Sing Me Your Scars, Damien Angelica Walters (Apex Book Company 978-1-9370-0928-1, $15.95, 200pp, hc) February 2015.
The new millennium has indeed proven a bountiful era for readers of weird fiction. Sing Me Your Scars is another debut collection of horror and dark fantasy stories by an outstanding young author. I’ve observed Damien Angelica Walters’s progress over the past few years, noting that she has quickly gone from an intriguing newcomer to a mainstay, appearing in various anthologies, including year’s bests. Her literary presence in 2014 and 2015 borders upon ubiquity and this collection jolts out of the blocks with a significant amount of momentum, heralded by a bevy of veteran authors and major literary review organs such as Kirkus and LA Review of Books. All this said, the vast majority of readers are unlikely to have crossed paths with Walters. These folks are in for an enviable experience.
Sing Me Your Scars contains 21 stories, eight of which are original to the collection. Walters’s narratives travel a spectrum of pure horror literature to the out-and-out weird. She throws aside the curtain on a macabre universe of body horror, ghosts, and murder. She writes of damage and trauma and doomed relationships, and does it with powerful affect that reminds me of Livia Llewellyn and Nathan Ballingrud for its lyric rawness and psychological flensing of numerous protagonists. Recurring scenes of surgeries, mutilations, and self-inflicted poisoning are also reminiscent of Brian Evenson’s best work, a contemporary master of the surreal and Kafkaesque. Also redolent of Evenson, in a Walters narrative, mythology and supernatural forces routinely impinge upon mundane reality; quotidian existence is punctuated by intrusions of the existentially horrific and the absurdly fantastical. One’s diminishment leads to power, one’s loss is often a net gain (of awfulness), and one’s scars do indeed sing.
The opening eponymous tale, ‘‘Sing Me Your Scars’’ is told from the perspective of a composite woman, a sewn together slave-bride of a genteel madman, á la Frankenstein. The protagonist is the dominant personality, but must contend with the ghostly presences of the other women who contributed limbs or organs. As with much of this collection, powerful crosscurrents are at work – the language is precise and grounded in concrete detail, yet what is described can only be comprehended and accepted in the abstract. Walters wields absurdism and surrealism like twin carving knives. She pronounces afflictions upon her characters with a delicacy that belies the bloody effect. Nonetheless, these characters resist and persist, even as they wither and fade or are remade entirely.
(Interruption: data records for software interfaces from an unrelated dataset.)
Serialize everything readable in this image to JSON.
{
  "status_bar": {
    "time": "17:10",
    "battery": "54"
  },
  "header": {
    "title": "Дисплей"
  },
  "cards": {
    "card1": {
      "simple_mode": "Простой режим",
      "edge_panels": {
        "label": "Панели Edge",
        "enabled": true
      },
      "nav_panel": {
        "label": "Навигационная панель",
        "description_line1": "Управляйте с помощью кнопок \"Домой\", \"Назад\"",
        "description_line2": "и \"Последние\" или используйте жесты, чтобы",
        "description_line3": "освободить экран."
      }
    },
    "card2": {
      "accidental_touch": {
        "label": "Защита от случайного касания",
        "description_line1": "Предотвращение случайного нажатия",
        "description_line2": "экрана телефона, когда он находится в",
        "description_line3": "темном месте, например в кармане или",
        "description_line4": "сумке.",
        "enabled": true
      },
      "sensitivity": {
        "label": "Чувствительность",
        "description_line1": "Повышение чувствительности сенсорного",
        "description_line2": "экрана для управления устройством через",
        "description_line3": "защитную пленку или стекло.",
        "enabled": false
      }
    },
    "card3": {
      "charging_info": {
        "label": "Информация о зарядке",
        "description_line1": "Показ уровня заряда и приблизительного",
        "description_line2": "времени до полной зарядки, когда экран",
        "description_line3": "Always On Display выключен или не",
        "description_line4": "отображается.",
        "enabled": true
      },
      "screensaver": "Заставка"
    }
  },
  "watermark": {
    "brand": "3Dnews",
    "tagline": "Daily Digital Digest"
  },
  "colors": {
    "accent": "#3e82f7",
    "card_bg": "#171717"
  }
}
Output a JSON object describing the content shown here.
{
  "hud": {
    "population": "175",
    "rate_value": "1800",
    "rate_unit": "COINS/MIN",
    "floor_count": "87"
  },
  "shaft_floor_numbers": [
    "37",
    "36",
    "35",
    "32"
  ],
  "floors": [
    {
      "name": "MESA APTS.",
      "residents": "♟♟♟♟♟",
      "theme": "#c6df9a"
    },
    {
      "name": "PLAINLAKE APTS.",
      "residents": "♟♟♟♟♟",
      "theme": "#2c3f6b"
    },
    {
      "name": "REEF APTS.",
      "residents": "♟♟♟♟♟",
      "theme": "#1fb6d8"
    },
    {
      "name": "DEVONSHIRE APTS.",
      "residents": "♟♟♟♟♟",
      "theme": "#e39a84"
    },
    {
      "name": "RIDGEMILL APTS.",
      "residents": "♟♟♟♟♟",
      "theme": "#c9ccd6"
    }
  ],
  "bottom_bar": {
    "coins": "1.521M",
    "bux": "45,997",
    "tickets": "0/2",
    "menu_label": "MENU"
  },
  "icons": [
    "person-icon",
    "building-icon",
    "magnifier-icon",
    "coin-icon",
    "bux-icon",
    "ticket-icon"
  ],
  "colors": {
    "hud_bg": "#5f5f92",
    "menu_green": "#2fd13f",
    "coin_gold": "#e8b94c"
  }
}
Rot and renewal figured into the first story and recur elsewhere. Transformation, often at gruesome cost, is a thematic artery that carries lifeblood throughout the body of the collection, albeit, the nutrient supply possesses high levels of toxicity. ‘‘All the Pieces We Leave Behind’’, ‘‘Running Empty in a Land of Decay’’, and ‘‘Always, They Whisper’’ deal with transformation, physical and psychological, and to one degree or another, loss, disassembly, decay, the curse of the masculine gaze (another potent and rightfully squirm-inducing sub-theme that
recurs), and the death grip of familial and romantic attachment. One of the most devastating pieces in the entire collection is ‘‘Gray in the Gauge of His Storm,’’ an emotionally bruising metaphor of a man- and-woman-as-dolls, their torn burlap stitches and loose stuffing synonymous with scars and let blood. The co-dependent couple, these living dolls, represent the pathology of modern romance, and are ultimately torn asunder not by love, as they might profess, but by a fundamental misapprehension of love’s true nature and their own lack of capacity to love or be loved. At this juncture in her career, ‘‘Gray…’’ is arguably a quintessential Walters story and most definitely a thematic cornerstone of this particular arrangement.
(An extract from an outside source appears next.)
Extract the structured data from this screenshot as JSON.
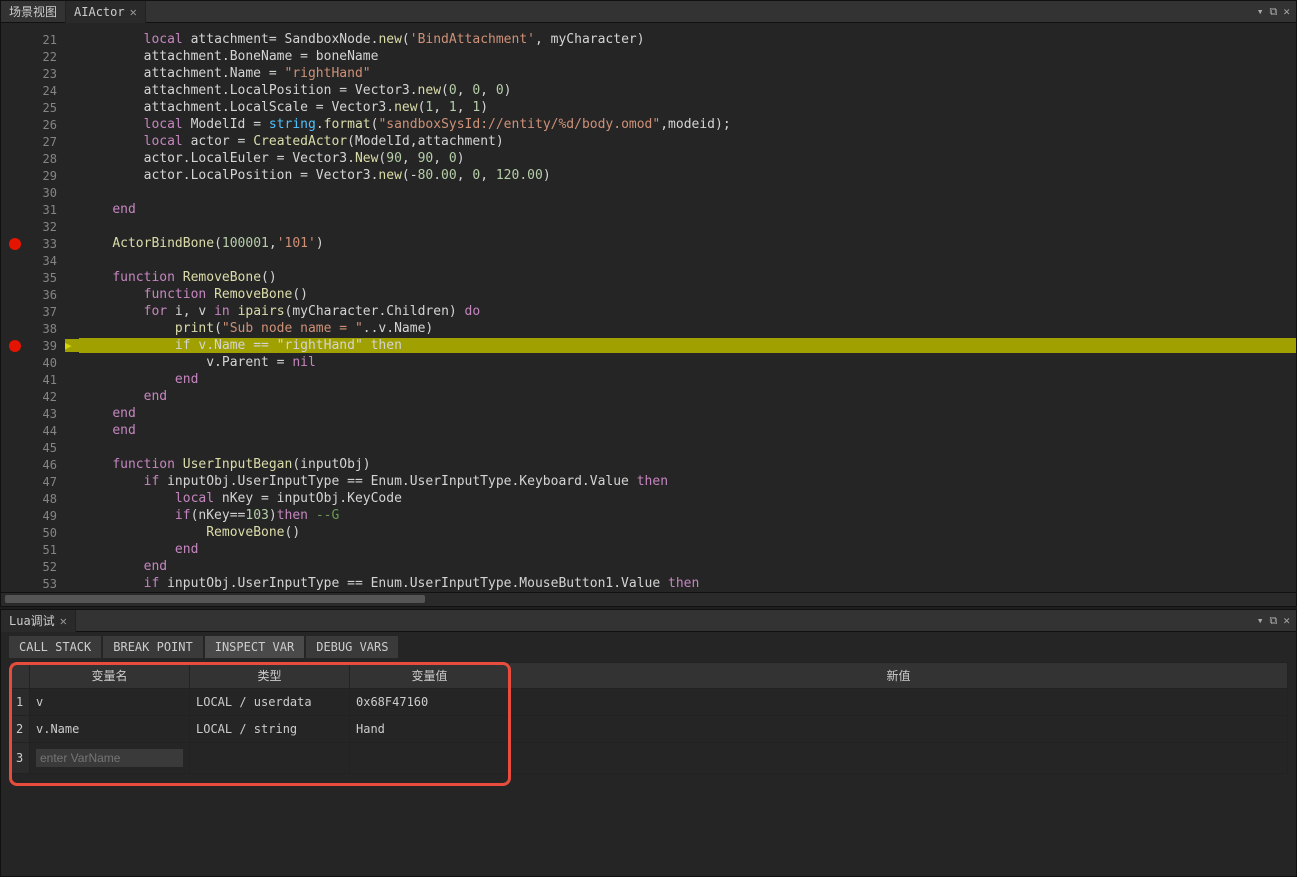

Congruent with the vast body of popular horror and its Judeo-Christian morality, women are frequently victimized by predatory men or the predacious culture that facilitates systemic violence against women. Walters seizes that convention of women as victims, women as canvases for the horrific fantasies of predatory men, and tears it apart as her characters are torn apart. She remakes that worn-to-the-bone cliché as her characters are remade – with transformation, mock submission, and occasionally, blood-soaked fiery vengeance. ‘‘Turnabout is fair play’’ could be the motto blazoned upon this book’s crest.
Love, loss, and the mutable, yet ineluctable, truth of identity are the bedrock, the steely spine of Sing Me Your Scars. The stories comprise a mirror, shattered to 20-odd bits and reassembled and bound within a frame. Each jagged sliver reflects some distortion of the viewer, each shard bends and traps light and pierces the eye, perhaps the soul, with an isolated wound, but step back and back and a kaleidoscopic effect takes hold. Behold a powerful, important statement writ in the weird.